Article

Biology of the adenomatous polyposis coli tumor suppressor.

Howard Hughes Medical Institute, Department of Molecular Genetics, Biochemistry, and Microbiology, University of Cincinnati College of Medicine, Cincinnati, OH 45267, USA.
Journal of Clinical Oncology (Impact Factor: 17.88). 06/2000; 18(9):1967-79.
Source: PubMed

ABSTRACT The adenomatous polyposis coli (APC) gene was first identified as the gene mutated in an inherited syndrome of colon cancer predisposition known as familial adenomatous polyposis coli (FAP). Mutation of APC is also found in 80% of all colorectal adenomas and carcinomas and is one of the earliest mutations in colon cancer progression. Similar to other tumor suppressor genes, both APC alleles are inactivated by mutation in colon tumors, resulting in the loss of full-length protein in tumor cells. The functional significance of altering APC is the dysregulation of several physiologic processes that govern colonic epithelial cell homeostasis, which include cell cycle progression, migration, differentiation, and apoptosis. Roles for APC in some of these processes are in large part attributable to its ability to regulate cytosolic levels of the signaling molecule beta-catenin and to affect the transcriptional profile in cells. This article summarizes numerous genetic, biochemical, and cell biologic studies on the mechanisms of APC-mediated tumor suppression. Mouse models of FAP, in which the APC gene has been genetically inactivated, have been particularly useful in testing therapeutic and chemopreventive strategies. These data have significant implications for colorectal cancer treatment approaches as well as for understanding other disease genes and cancers of other tissue types.

0 Bookmarks
 · 
91 Views
  • [Show abstract] [Hide abstract]

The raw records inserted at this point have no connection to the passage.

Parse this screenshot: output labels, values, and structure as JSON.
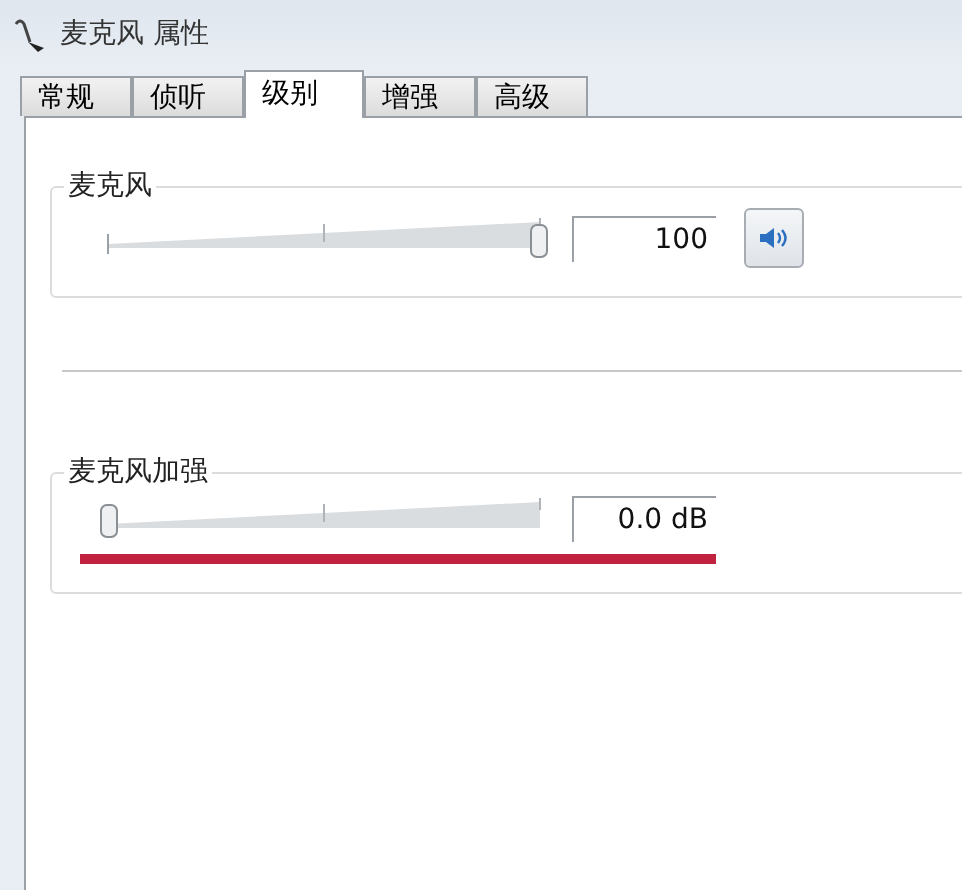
{
  "window": {
    "title": "麦克风 属性"
  },
  "tabs": [
    {
      "label": "常规",
      "selected": false
    },
    {
      "label": "侦听",
      "selected": false
    },
    {
      "label": "级别",
      "selected": true
    },
    {
      "label": "增强",
      "selected": false
    },
    {
      "label": "高级",
      "selected": false
    }
  ],
  "groups": [
    {
      "title": "麦克风",
      "level": 1,
      "value": "100",
      "kind": "volume"
    },
    {
      "title": "麦克风加强",
      "level": 0,
      "value": "0.0 dB",
      "kind": "boost"
    }
  ]
}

    ABSTRACT: The proband was a 32-year-old man with sparse type of familial adenomatous polyposis with fundic gland and duodenal polyps and congenital hypertrophy of the retinal pigment epithelium without osteoma, dental abnormalities and desmoid tumors. Direct DNA sequencing did not detect germline mutations in any APC exon. However, using the multiplex ligation-dependent probe amplification method, we detected germline deletions of all APC exons. Using dual-color fluorescence in situ hybridization, we identified germline deletion of locus 5q22.1 – 22.2 that includes APC. Analysis of colorectal tumors identified somatic APC mutations in the cluster region in all polyps, but no loss of heterozygosity was detected in any polyp.
    Japanese Journal of Clinical Oncology 10/2014; 44(12):1243-1247. DOI:10.1093/jjco/hyu150 · 1.75 Impact Factor

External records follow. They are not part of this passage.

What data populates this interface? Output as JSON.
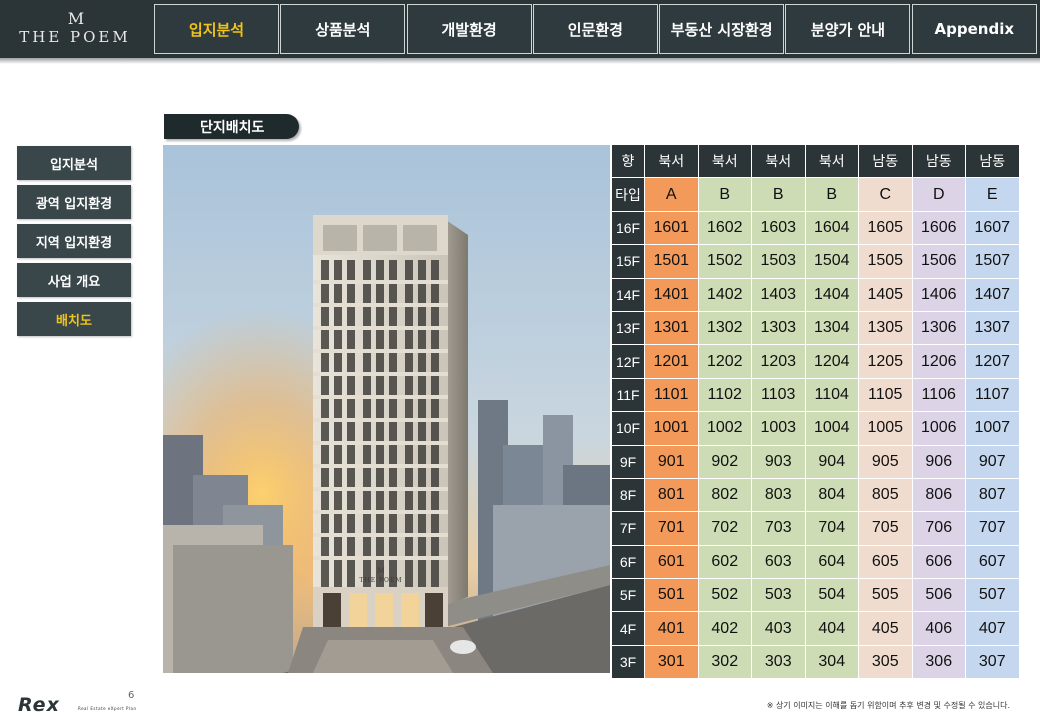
{
  "header": {
    "logo_mark": "M",
    "logo_text": "THE POEM",
    "nav": [
      {
        "label": "입지분석",
        "active": true
      },
      {
        "label": "상품분석",
        "active": false
      },
      {
        "label": "개발환경",
        "active": false
      },
      {
        "label": "인문환경",
        "active": false
      },
      {
        "label": "부동산 시장환경",
        "active": false
      },
      {
        "label": "분양가 안내",
        "active": false
      },
      {
        "label": "Appendix",
        "active": false
      }
    ]
  },
  "sidebar": {
    "items": [
      {
        "label": "입지분석",
        "active": false
      },
      {
        "label": "광역 입지환경",
        "active": false
      },
      {
        "label": "지역 입지환경",
        "active": false
      },
      {
        "label": "사업 개요",
        "active": false
      },
      {
        "label": "배치도",
        "active": true
      }
    ]
  },
  "section_title": "단지배치도",
  "photo": {
    "building_sign_mark": "M",
    "building_sign": "THE POEM"
  },
  "table": {
    "direction_label": "향",
    "type_label": "타입",
    "directions": [
      "북서",
      "북서",
      "북서",
      "북서",
      "남동",
      "남동",
      "남동"
    ],
    "types": [
      "A",
      "B",
      "B",
      "B",
      "C",
      "D",
      "E"
    ],
    "type_colors": {
      "A": "#f39a5a",
      "B": "#cddcb5",
      "C": "#f0dccf",
      "D": "#dcd4e6",
      "E": "#c4d7ef"
    },
    "floors": [
      {
        "floor": "16F",
        "units": [
          "1601",
          "1602",
          "1603",
          "1604",
          "1605",
          "1606",
          "1607"
        ]
      },
      {
        "floor": "15F",
        "units": [
          "1501",
          "1502",
          "1503",
          "1504",
          "1505",
          "1506",
          "1507"
        ]
      },
      {
        "floor": "14F",
        "units": [
          "1401",
          "1402",
          "1403",
          "1404",
          "1405",
          "1406",
          "1407"
        ]
      },
      {
        "floor": "13F",
        "units": [
          "1301",
          "1302",
          "1303",
          "1304",
          "1305",
          "1306",
          "1307"
        ]
      },
      {
        "floor": "12F",
        "units": [
          "1201",
          "1202",
          "1203",
          "1204",
          "1205",
          "1206",
          "1207"
        ]
      },
      {
        "floor": "11F",
        "units": [
          "1101",
          "1102",
          "1103",
          "1104",
          "1105",
          "1106",
          "1107"
        ]
      },
      {
        "floor": "10F",
        "units": [
          "1001",
          "1002",
          "1003",
          "1004",
          "1005",
          "1006",
          "1007"
        ]
      },
      {
        "floor": "9F",
        "units": [
          "901",
          "902",
          "903",
          "904",
          "905",
          "906",
          "907"
        ]
      },
      {
        "floor": "8F",
        "units": [
          "801",
          "802",
          "803",
          "804",
          "805",
          "806",
          "807"
        ]
      },
      {
        "floor": "7F",
        "units": [
          "701",
          "702",
          "703",
          "704",
          "705",
          "706",
          "707"
        ]
      },
      {
        "floor": "6F",
        "units": [
          "601",
          "602",
          "603",
          "604",
          "605",
          "606",
          "607"
        ]
      },
      {
        "floor": "5F",
        "units": [
          "501",
          "502",
          "503",
          "504",
          "505",
          "506",
          "507"
        ]
      },
      {
        "floor": "4F",
        "units": [
          "401",
          "402",
          "403",
          "404",
          "405",
          "406",
          "407"
        ]
      },
      {
        "floor": "3F",
        "units": [
          "301",
          "302",
          "303",
          "304",
          "305",
          "306",
          "307"
        ]
      }
    ]
  },
  "footer": {
    "brand": "Rex",
    "brand_sub": "Real Estate eXpert Plan",
    "page_number": "6",
    "note": "※ 상기 이미지는 이해를 돕기 위함이며 추후 변경 및 수정될 수 있습니다."
  }
}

  • [Show abstract] [Hide abstract]
    ABSTRACT: Colorectal cancer (CRC) is an increasing burden on our society. Identifying those who are at the greatest risk and improving triage for treatment will have the greatest impact on healthcare. CRC is a prime paradigm for cancer genetics: the majority of disease results from stages of progression lending itself to prevention by early detection of the pre-disease (neoplastic) state. Approximately 10% represent well defined hereditary cancer syndromes. Hereditary CRC has the added benefit that many are slow growing and family members are armed with the knowledge of potential risk of associated carcinomas and empowerment to reduce the disease burden. This knowledge provides the indication for early endoscopic and/or surgical intervention for prevention or treatment of an entire family cohort. The molecular basis of CRC allows enhanced characterization of carcinomas, leading to targeted therapies.
    Journal of gastrointestinal oncology 10/2014; 5(5):326-335. DOI:10.3978/j.issn.2078-6891.2014.069

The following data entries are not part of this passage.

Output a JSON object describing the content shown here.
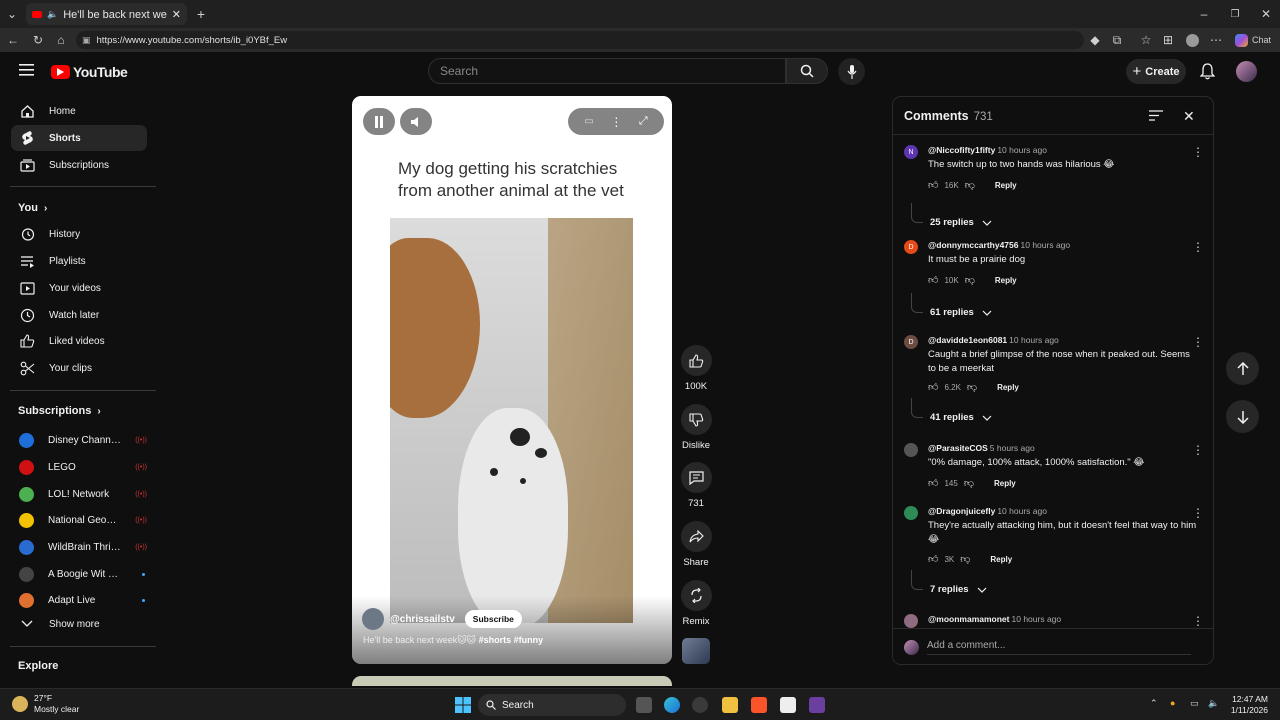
{
  "browser": {
    "tab_title": "He'll be back next week🐱🐱",
    "url": "https://www.youtube.com/shorts/ib_i0YBf_Ew"
  },
  "header": {
    "logo_text": "YouTube",
    "search_placeholder": "Search",
    "create_label": "Create"
  },
  "sidebar": {
    "main": [
      {
        "label": "Home",
        "icon": "home-icon"
      },
      {
        "label": "Shorts",
        "icon": "shorts-icon"
      },
      {
        "label": "Subscriptions",
        "icon": "subscriptions-icon"
      }
    ],
    "you_heading": "You",
    "you": [
      {
        "label": "History",
        "icon": "history-icon"
      },
      {
        "label": "Playlists",
        "icon": "playlists-icon"
      },
      {
        "label": "Your videos",
        "icon": "your-videos-icon"
      },
      {
        "label": "Watch later",
        "icon": "watch-later-icon"
      },
      {
        "label": "Liked videos",
        "icon": "liked-icon"
      },
      {
        "label": "Your clips",
        "icon": "clips-icon"
      }
    ],
    "subscriptions_heading": "Subscriptions",
    "subscriptions": [
      {
        "name": "Disney Channel ...",
        "indicator": "live",
        "color": "#1e6fd9"
      },
      {
        "name": "LEGO",
        "indicator": "live",
        "color": "#d01012"
      },
      {
        "name": "LOL! Network",
        "indicator": "live",
        "color": "#4caf50"
      },
      {
        "name": "National Geogra...",
        "indicator": "live",
        "color": "#f2c200"
      },
      {
        "name": "WildBrain Thrill P...",
        "indicator": "live",
        "color": "#2a6bd1"
      },
      {
        "name": "A Boogie Wit da ...",
        "indicator": "dot",
        "color": "#444444"
      },
      {
        "name": "Adapt Live",
        "indicator": "dot",
        "color": "#e07030"
      }
    ],
    "show_more": "Show more",
    "explore_heading": "Explore"
  },
  "short": {
    "caption": "My dog getting his scratchies from another animal at the vet",
    "channel": "@chrissailstv",
    "subscribe_label": "Subscribe",
    "description": "He'll be back next week🐱🐱",
    "hashtags": "#shorts #funny"
  },
  "actions": {
    "like_count": "100K",
    "dislike_label": "Dislike",
    "comment_count": "731",
    "share_label": "Share",
    "remix_label": "Remix"
  },
  "comments": {
    "title": "Comments",
    "count": "731",
    "add_placeholder": "Add a comment...",
    "items": [
      {
        "author": "@Niccofifty1fifty",
        "time": "10 hours ago",
        "text": "The switch up to two hands was hilarious 😂",
        "likes": "16K",
        "replies": "25 replies",
        "avatar_letter": "N",
        "avatar_color": "#5e35b1"
      },
      {
        "author": "@donnymccarthy4756",
        "time": "10 hours ago",
        "text": "It must be a prairie dog",
        "likes": "10K",
        "replies": "61 replies",
        "avatar_letter": "D",
        "avatar_color": "#e64a19"
      },
      {
        "author": "@davidde1eon6081",
        "time": "10 hours ago",
        "text": "Caught a brief glimpse of the nose when it peaked out. Seems to be a meerkat",
        "likes": "6.2K",
        "replies": "41 replies",
        "avatar_letter": "D",
        "avatar_color": "#6d4c41"
      },
      {
        "author": "@ParasiteCOS",
        "time": "5 hours ago",
        "text": "\"0% damage, 100% attack, 1000% satisfaction.\" 😂",
        "likes": "145",
        "replies": "",
        "avatar_letter": "",
        "avatar_color": "#555555"
      },
      {
        "author": "@Dragonjuicefly",
        "time": "10 hours ago",
        "text": "They're actually attacking him, but it doesn't feel that way to him 😂",
        "likes": "3K",
        "replies": "7 replies",
        "avatar_letter": "",
        "avatar_color": "#2e8b57"
      },
      {
        "author": "@moonmamamonet",
        "time": "10 hours ago",
        "text": "",
        "likes": "",
        "replies": "",
        "avatar_letter": "",
        "avatar_color": "#8e6b7e"
      }
    ],
    "reply_label": "Reply"
  },
  "taskbar": {
    "temperature": "27°F",
    "weather": "Mostly clear",
    "search_label": "Search",
    "time": "12:47 AM",
    "date": "1/11/2026"
  },
  "window": {
    "chat_label": "Chat"
  }
}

  • Source
    [Show abstract] [Hide abstract]
    ABSTRACT: Although clinical studies have evaluated several MEK1/2 inhibitors, it is unlikely that MEK1/2 inhibitors will be studied clinically. BRAF mutations have been proposed as a responder marker of MEK1/2 inhibitors in a preclinical study. However, current clinical approaches focusing on BRAF mutations have shown only moderate sensitivity of MEK1/2 inhibitors. This has led to insufficient support for their promoted clinical adoption. Further characterization of tumors sensitive to MEK inhibitors holds great promise for optimizing drug therapy for patients with these tumors. Here, we report that β-catenin mutations accelerate apoptosis induced by MEK1/2 inhibitor. SMK-17, a selective MEK1/2 inhibitor, induced apoptosis in tumor cell lines harboring β-catenin mutations at its effective concentration. To confirm that β-catenin mutations and mutant β-catenin-mediated TCF7L2 (also known as TCF4) transcriptional activity is a predictive marker of MEK inhibitors, we evaluated the effects of dominant-negative TCF7L2 and of active, mutated β-catenin on apoptosis induced by MEK inhibitor. Indeed, dominant-negative TCF7L2 reduced apoptosis induced by MEK inhibitor, whereas active, mutated β-catenin accelerated it. Our findings show that β-catenin mutations are an important responder biomarker for MEK1/2 inhibitors.